Neil had softly tossed his leach fly across a pool and let it drop down into the water column where a group of maybe a dozen steelhead lay. As his fly began to swing through he stripped it back and got a fish to chase it down before changing its mind. Steelhead aren’t eating while traveling upstream to spawn, but attack flies for reasons only guessed. I’ve also not heard of steelhead hitting a stripped fly, but as Neil cast back across stream to the pod of fish and slowly stripped his line back, a large male buck smashed the fly and a fight was on! Rod bent in half and a steelie going berserk on the other end, we all looked at each other and knew it was game on!

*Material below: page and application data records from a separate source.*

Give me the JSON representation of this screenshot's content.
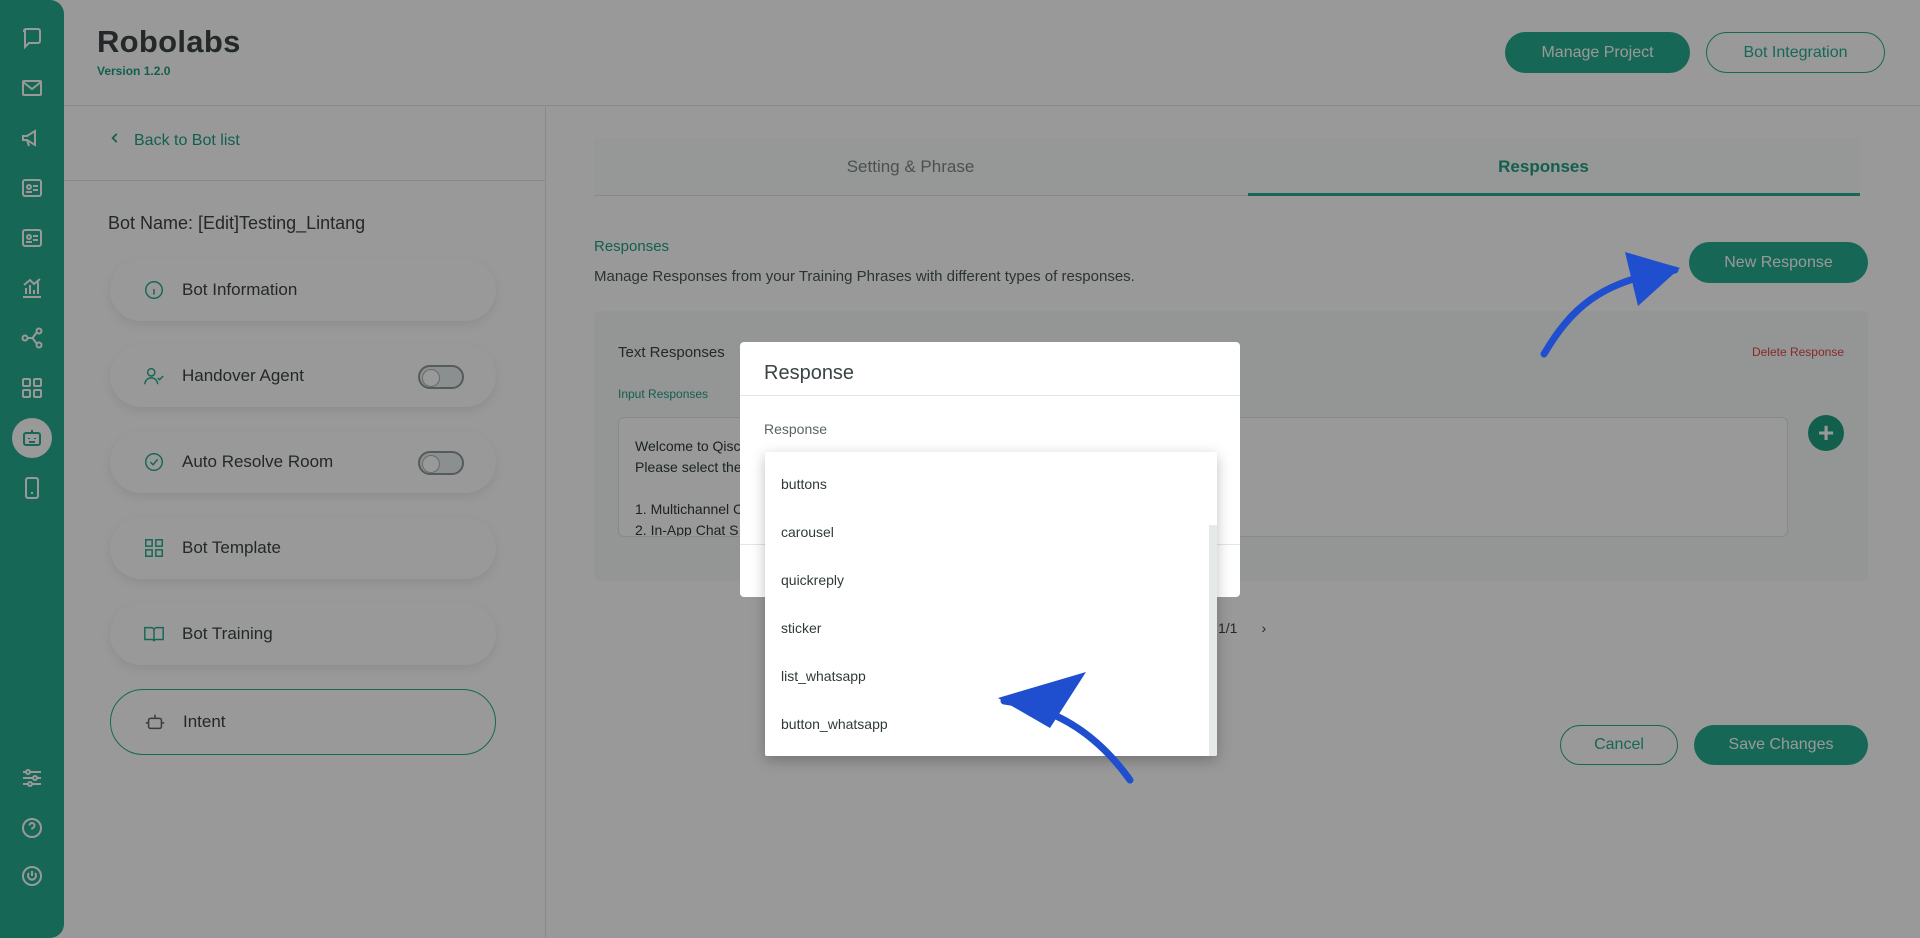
{
  "app": {
    "title": "Robolabs",
    "version": "Version 1.2.0"
  },
  "header": {
    "manage_project": "Manage Project",
    "bot_integration": "Bot Integration"
  },
  "rail": {
    "icons": [
      "chat-icon",
      "mail-icon",
      "megaphone-icon",
      "contacts-icon",
      "contacts-list-icon",
      "analytics-icon",
      "integration-icon",
      "apps-icon",
      "bot-icon",
      "mobile-icon",
      "settings-sliders-icon",
      "help-icon",
      "power-icon"
    ]
  },
  "left": {
    "back": "Back to Bot list",
    "bot_name": "Bot Name: [Edit]Testing_Lintang",
    "items": [
      {
        "label": "Bot Information"
      },
      {
        "label": "Handover Agent"
      },
      {
        "label": "Auto Resolve Room"
      },
      {
        "label": "Bot Template"
      },
      {
        "label": "Bot Training"
      },
      {
        "label": "Intent"
      }
    ]
  },
  "tabs": {
    "setting": "Setting & Phrase",
    "responses": "Responses"
  },
  "responses": {
    "title": "Responses",
    "description": "Manage Responses from your Training Phrases with different types of responses.",
    "new_button": "New Response",
    "card_label": "Text Responses",
    "input_label": "Input Responses",
    "delete": "Delete Response",
    "text_lines": [
      "Welcome to Qisc",
      "Please select the",
      "",
      "1. Multichannel C",
      "2. In-App Chat S"
    ]
  },
  "pager": {
    "page": "1/1",
    "next": "›"
  },
  "footer": {
    "cancel": "Cancel",
    "save": "Save Changes"
  },
  "modal": {
    "title": "Response",
    "field_label": "Response"
  },
  "dropdown": {
    "options": [
      "buttons",
      "carousel",
      "quickreply",
      "sticker",
      "list_whatsapp",
      "button_whatsapp"
    ]
  },
  "colors": {
    "accent": "#27ac8f",
    "arrow": "#1f4fcf",
    "danger": "#e04545"
  }
}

Over the next week we stared at maps and explored potential water while meandering backcountry roads. Due to the low snow year in the pacific northwest, water run-off was also low and while on average years we would have been right on time for the peak of the run, this year we were on the tail end of it. Finding fresh, aggressive fish was a challenge. We were surprised at how dry it was for spring time and being in a temperate rainforest. Nevertheless, we found fish and all landed beautiful wild steelhead along with a lot of native trout. Having friends around was nice because trying to land a large steelhead without a net is no easy task. Generally the ethics rule is to keep them wet by not removing them from water so we also needed to handle them safely to ensure their survival. We were thankful to have each other around to capture and share the moment.
170,000+ original miles and still takes me to the best places on earth to get lost in.

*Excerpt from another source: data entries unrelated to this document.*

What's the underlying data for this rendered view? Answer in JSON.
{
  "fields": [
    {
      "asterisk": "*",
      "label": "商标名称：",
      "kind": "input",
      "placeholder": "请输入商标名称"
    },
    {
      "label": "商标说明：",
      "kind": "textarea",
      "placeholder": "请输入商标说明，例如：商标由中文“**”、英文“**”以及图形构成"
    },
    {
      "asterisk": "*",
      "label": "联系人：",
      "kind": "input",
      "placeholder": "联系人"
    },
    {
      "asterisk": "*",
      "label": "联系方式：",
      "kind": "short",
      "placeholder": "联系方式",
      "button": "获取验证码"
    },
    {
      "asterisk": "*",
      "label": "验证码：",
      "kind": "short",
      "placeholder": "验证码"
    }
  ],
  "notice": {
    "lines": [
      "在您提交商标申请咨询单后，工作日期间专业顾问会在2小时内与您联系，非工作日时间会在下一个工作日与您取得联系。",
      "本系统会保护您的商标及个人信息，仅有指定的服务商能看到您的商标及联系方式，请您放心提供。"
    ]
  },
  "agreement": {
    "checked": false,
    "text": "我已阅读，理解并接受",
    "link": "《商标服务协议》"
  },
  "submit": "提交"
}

Tight lines in the Meat Hole. Photo: Ian Provo
My first Alaskan Steel, thanks to Neil for trailing her! Photo: Ian Provo
Alaskan Steelhead on the Swing.

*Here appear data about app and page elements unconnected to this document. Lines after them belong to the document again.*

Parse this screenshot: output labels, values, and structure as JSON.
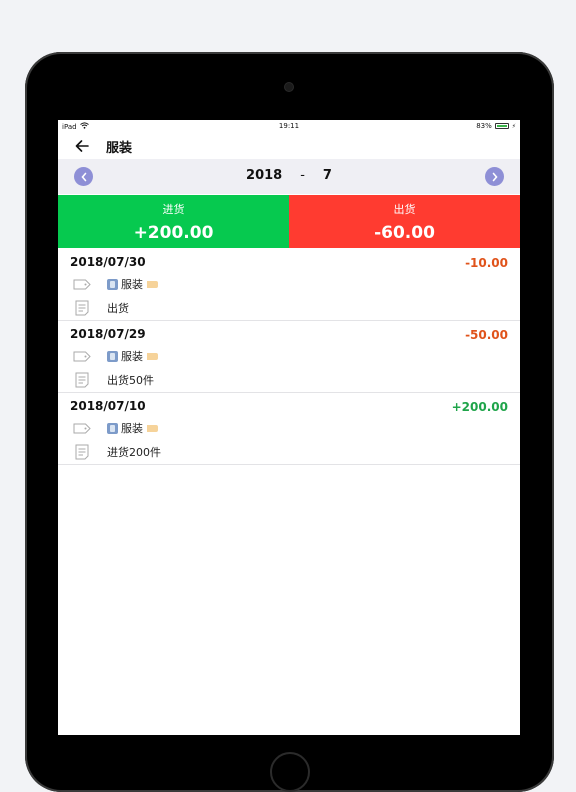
{
  "status_bar": {
    "device": "iPad",
    "time": "19:11",
    "battery": "83%"
  },
  "nav": {
    "title": "服装",
    "back_icon": "arrow-left-icon"
  },
  "month_selector": {
    "year": "2018",
    "separator": "-",
    "month": "7",
    "prev_icon": "chevron-left-icon",
    "next_icon": "chevron-right-icon"
  },
  "summary": {
    "in_label": "进货",
    "in_value": "+200.00",
    "out_label": "出货",
    "out_value": "-60.00",
    "in_color": "#06c94f",
    "out_color": "#ff3b30"
  },
  "records": [
    {
      "date": "2018/07/30",
      "amount": "-10.00",
      "category": "服装",
      "note": "出货"
    },
    {
      "date": "2018/07/29",
      "amount": "-50.00",
      "category": "服装",
      "note": "出货50件"
    },
    {
      "date": "2018/07/10",
      "amount": "+200.00",
      "category": "服装",
      "note": "进货200件"
    }
  ]
}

Ian Provo with his first steelhead
Overall, the island was everything I’d hoped for- remote, beautiful, plenty of road access and very fishy. Fly fishing has taught me lots over the years and taken me to inspiring places, though I’d say the biggest gift it has given me was that of bonding, whether it be with my old man, friends, or in nature. The connectivity it brings is powerful. Fortunately, I can also slip into a comfortable old age and still be fishing by fair means with hand tied flies, trying to trick elusive fish into shaking hands ever so briefly before waving goodbye.
Backroad camp spots, sunsets, and a little Oregon-Canadian whiskey